Shohei Ohtani is in line to become the highest-paid player in all of baseball, and deservedly so. The reigning American League MVP is having another exceptional season and is a favorite to repeat the achievement this year. Winning back-to-back MVPs would place Ohtani in a league of his own and would create a bidding war among the MLB's richest organizations.
It's hard to determine the market value of a player of Shohei Ohtani's caliber. No player since Babe Ruth has been so dominant on the pitching and hitting side. There are no comparisons in modern-day baseball for a player possessing his skillset. In a recent article, MLB insider Jon Heyman added his views on the player's future contract.
"Having a second straight MVP-type season — will surely seek to become the first $50 million (or more) player as a 2024 free agent," wrote Heyman.
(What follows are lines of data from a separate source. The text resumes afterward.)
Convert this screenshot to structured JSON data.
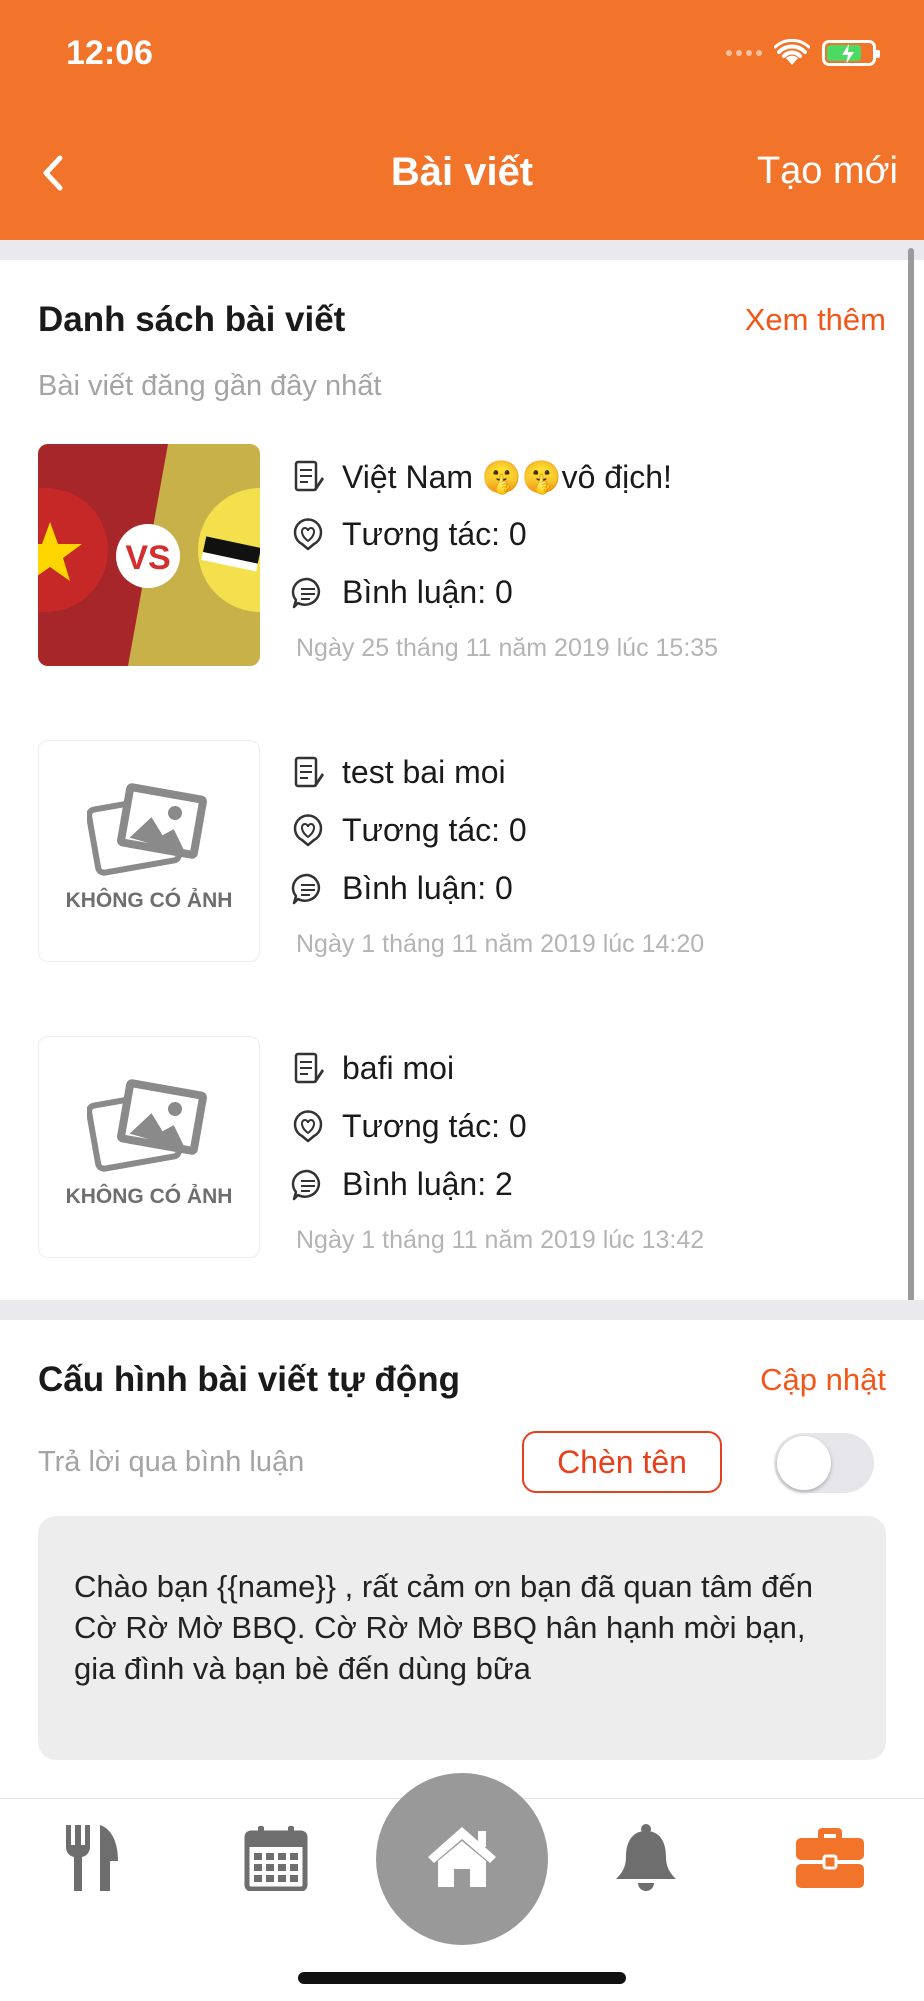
{
  "status_bar": {
    "time": "12:06"
  },
  "nav": {
    "title": "Bài viết",
    "action_label": "Tạo mới"
  },
  "posts_section": {
    "title": "Danh sách bài viết",
    "more_label": "Xem thêm",
    "subtitle": "Bài viết đăng gần đây nhất",
    "posts": [
      {
        "title": "Việt Nam 🤫🤫vô địch!",
        "interactions": "Tương tác: 0",
        "comments": "Bình luận: 0",
        "date": "Ngày 25 tháng 11 năm 2019 lúc 15:35",
        "thumbnail_text": "VS"
      },
      {
        "title": "test bai moi",
        "interactions": "Tương tác: 0",
        "comments": "Bình luận: 0",
        "date": "Ngày 1 tháng 11 năm 2019 lúc 14:20",
        "no_image_label": "KHÔNG CÓ ẢNH"
      },
      {
        "title": "bafi moi",
        "interactions": "Tương tác: 0",
        "comments": "Bình luận: 2",
        "date": "Ngày 1 tháng 11 năm 2019 lúc 13:42",
        "no_image_label": "KHÔNG CÓ ẢNH"
      }
    ]
  },
  "auto_section": {
    "title": "Cấu hình bài viết tự động",
    "update_label": "Cập nhật",
    "reply_label": "Trả lời qua bình luận",
    "insert_name_label": "Chèn tên",
    "toggle_on": false,
    "message": " Chào bạn {{name}} , rất cảm ơn bạn đã quan tâm đến Cờ Rờ Mờ BBQ. Cờ Rờ Mờ BBQ hân hạnh mời bạn, gia đình và bạn bè đến dùng bữa"
  },
  "tab_bar": {
    "items": [
      "fork-knife-icon",
      "calendar-icon",
      "home-icon",
      "bell-icon",
      "briefcase-icon"
    ],
    "active": "briefcase-icon"
  },
  "colors": {
    "accent": "#F2732A",
    "link": "#F2571A",
    "gray": "#999999"
  }
}
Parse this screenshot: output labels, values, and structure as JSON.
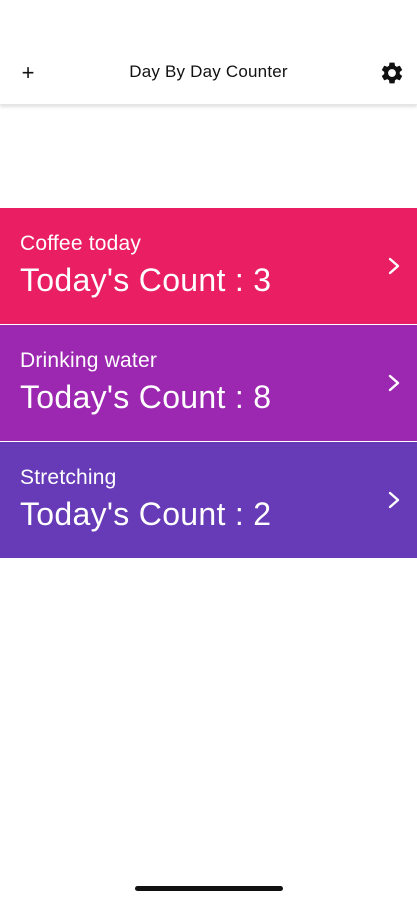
{
  "navbar": {
    "add_icon": "plus-icon",
    "add_glyph": "+",
    "title": "Day By Day Counter",
    "settings_icon": "gear-icon"
  },
  "counters": [
    {
      "name": "Coffee today",
      "count_label": "Today's Count : 3",
      "count": 3,
      "color": "#E91E63"
    },
    {
      "name": "Drinking water",
      "count_label": "Today's Count : 8",
      "count": 8,
      "color": "#9C27B0"
    },
    {
      "name": "Stretching",
      "count_label": "Today's Count : 2",
      "count": 2,
      "color": "#673AB7"
    }
  ],
  "icons": {
    "row_chevron": "chevron-right-icon"
  }
}
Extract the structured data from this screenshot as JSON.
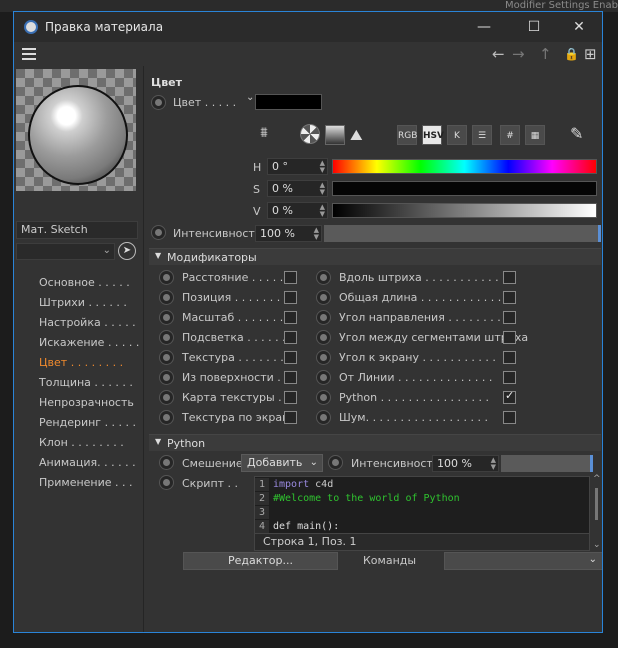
{
  "background": {
    "behind_text": "Modifier Settings Enable"
  },
  "window": {
    "title": "Правка материала",
    "minimize": "—",
    "maximize": "☐",
    "close": "✕"
  },
  "toolbar": {
    "back": "←",
    "forward": "→",
    "up": "↑",
    "lock": "🔒",
    "new": "⊞"
  },
  "left": {
    "material_name": "Мат. Sketch",
    "nav": [
      {
        "label": "Основное . . . . ."
      },
      {
        "label": "Штрихи . . . . . ."
      },
      {
        "label": "Настройка . . . . ."
      },
      {
        "label": "Искажение . . . . ."
      },
      {
        "label": "Цвет . . . . . . . ."
      },
      {
        "label": "Толщина . . . . . ."
      },
      {
        "label": "Непрозрачность"
      },
      {
        "label": "Рендеринг . . . . ."
      },
      {
        "label": "Клон . . . . . . . ."
      },
      {
        "label": "Анимация. . . . . ."
      },
      {
        "label": "Применение . . ."
      }
    ]
  },
  "color": {
    "section_title": "Цвет",
    "label": "Цвет . . . . .",
    "swatch_color": "#000000",
    "modes": [
      "RGB",
      "HSV",
      "K",
      "☰",
      "#",
      "▦"
    ],
    "h_label": "H",
    "h_value": "0 °",
    "s_label": "S",
    "s_value": "0 %",
    "v_label": "V",
    "v_value": "0 %",
    "intensity_label": "Интенсивность",
    "intensity_value": "100 %"
  },
  "modifiers": {
    "title": "Модификаторы",
    "left": [
      {
        "label": "Расстояние . . . . . .",
        "checked": false
      },
      {
        "label": "Позиция . . . . . . . .",
        "checked": false
      },
      {
        "label": "Масштаб . . . . . . . .",
        "checked": false
      },
      {
        "label": "Подсветка . . . . . .",
        "checked": false
      },
      {
        "label": "Текстура . . . . . . . .",
        "checked": false
      },
      {
        "label": "Из поверхности . .",
        "checked": false
      },
      {
        "label": "Карта текстуры . .",
        "checked": false
      },
      {
        "label": "Текстура по экрану",
        "checked": false
      }
    ],
    "right": [
      {
        "label": "Вдоль штриха . . . . . . . . . . . .",
        "checked": false
      },
      {
        "label": "Общая длина . . . . . . . . . . . .",
        "checked": false
      },
      {
        "label": "Угол направления . . . . . . . . .",
        "checked": false
      },
      {
        "label": "Угол между сегментами штриха",
        "checked": false
      },
      {
        "label": "Угол к экрану . . . . . . . . . . .",
        "checked": false
      },
      {
        "label": "От Линии . . . . . . . . . . . . . .",
        "checked": false
      },
      {
        "label": "Python . . . . . . . . . . . . . . . .",
        "checked": true
      },
      {
        "label": "Шум. . . . . . . . . . . . . . . . . .",
        "checked": false
      }
    ]
  },
  "python": {
    "title": "Python",
    "blend_label": "Смешение",
    "blend_value": "Добавить",
    "intensity_label": "Интенсивность",
    "intensity_value": "100 %",
    "script_label": "Скрипт . .",
    "code_lines": [
      {
        "n": "1",
        "text": "import c4d"
      },
      {
        "n": "2",
        "text": "#Welcome to the world of Python"
      },
      {
        "n": "3",
        "text": ""
      },
      {
        "n": "4",
        "text": "def main():"
      }
    ],
    "status": "Строка 1, Поз. 1",
    "editor_button": "Редактор...",
    "commands_label": "Команды"
  }
}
Heyman had previously mentioned the outlandish $50 million figure in an earlier tweet in June. With Juan Soto recently rejecting nearly half a billion dollars from the Washington Nationals, that figure may not seem so ludacris anymore.
"Angels can’t let Ohtani get away, can they? But if they sign him for fair value — $50M is about right? — they’ll have 3 players making $120M. Can they win like that? A close look." - Jon Heyman
Shohei Ohtani is currently one of the bargains of the season. The Los Angeles Angels have him on a $5.5 million salary this year after signing him to a 2-year, $8.5 million deal. Next year, Ohtani will be eligible for salary arbitration before becoming a free agent at the end of the 2023 season.
The Los Angeles Angels chose not to deal Shohei Ohtani during the August trade deadline but were apparently listening to offers. The New York Yankees, San Diego Padres, and Chicago White Sox were some of the teams interested in the two-way Japanese phenom.
Shohei Ohtani is one of the bargains of the season with a $5.5 million 2022 salary
Max Scherzer, the highest paid player in the majors, is currently earning $43.3 million yearly. Gerrit Cole of the Yankees is second with a salary of $36 million this season.
Mike Trout, Ohtani's teammate, is third on the list after signing a massive 12-year, $426 million contract. That deal, along with Anthony Rendon's, could be a major hurdle if the Angels hope to re-sign Ohtani. Trout and Rendon alone account for approximately $75 million of the Angels payroll.
"IT IS GONE!!! #GoHalos" - Los Angeles Angels
If Ohtani were to sign a $50 million yearly deal with the Angels, Ohtani, Rendon, and Trout would account for $125 million in payroll obligations. To put that into perspective, 11 teams in the majors have a total payroll of less than $125 million this year. Five of those teams currently have better records than the Angels.
It is difficult to see how the Angels can hold on to Shohei Ohtani. The math doesn't add up. Where is the money to invest in pitching?
Baseball is a team game, and the Angels' gamble of investing heavily in a few big-name stars has failed miserably. It may be time for Arte Moreno and the Angels to cut their losses and rebuild organically in the coming years.